I always remember that when Lebanon was invaded in 1982 the operation was termed `Peace for Galilee'. The government is developing this sort of terminology: `an abundance of caution'. I do not take much comfort from a government that will use and abuse us in one process and then seek our cooperation, which is freely and generously given by a diverse group of people, to develop the appropriate solution, when in almost the same circumstances we get this wildly authoritarian view that hundreds of thousands of people—and I am not exaggerating, when you look at the definitions of `officer' and `person'—will be able to break the law provided that they do so in good faith. The government do not say who establishes whether it is in good faith.

There is this blanket exemption, this equivalent of a 16th century papal indulgence, offered in the legislation yesterday. Yet in the ASIS legislation that presents itself here—and which will pass this chamber, I hope, expeditiously—you will find a carefully crafted set of indemnities, ones that are relevant and necessary if we are to properly support the security agencies of this country. In these circumstances we know that we have to cede some of our tendencies towards civil liberties and counterbalance them with the national interest.
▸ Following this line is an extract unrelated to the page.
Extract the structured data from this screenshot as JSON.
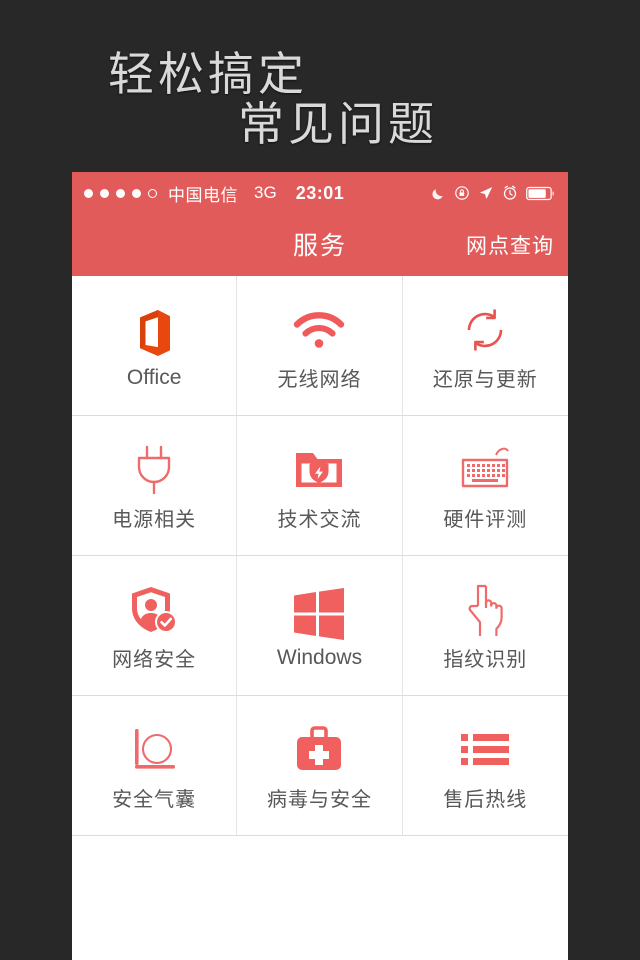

But when you are doing a stitch up, all of that apparently goes out the window—no checks and balances; no thought given to a carefully crafted piece of legislation; just taking a sledgehammer to a peanut. I almost feel that I have been used by serving on the committee that produced this report, when in similar circumstances where bipartisanship is supposed to exist all we get is the absolutely authoritarian overkill that we saw in the legislation that was rejected last night.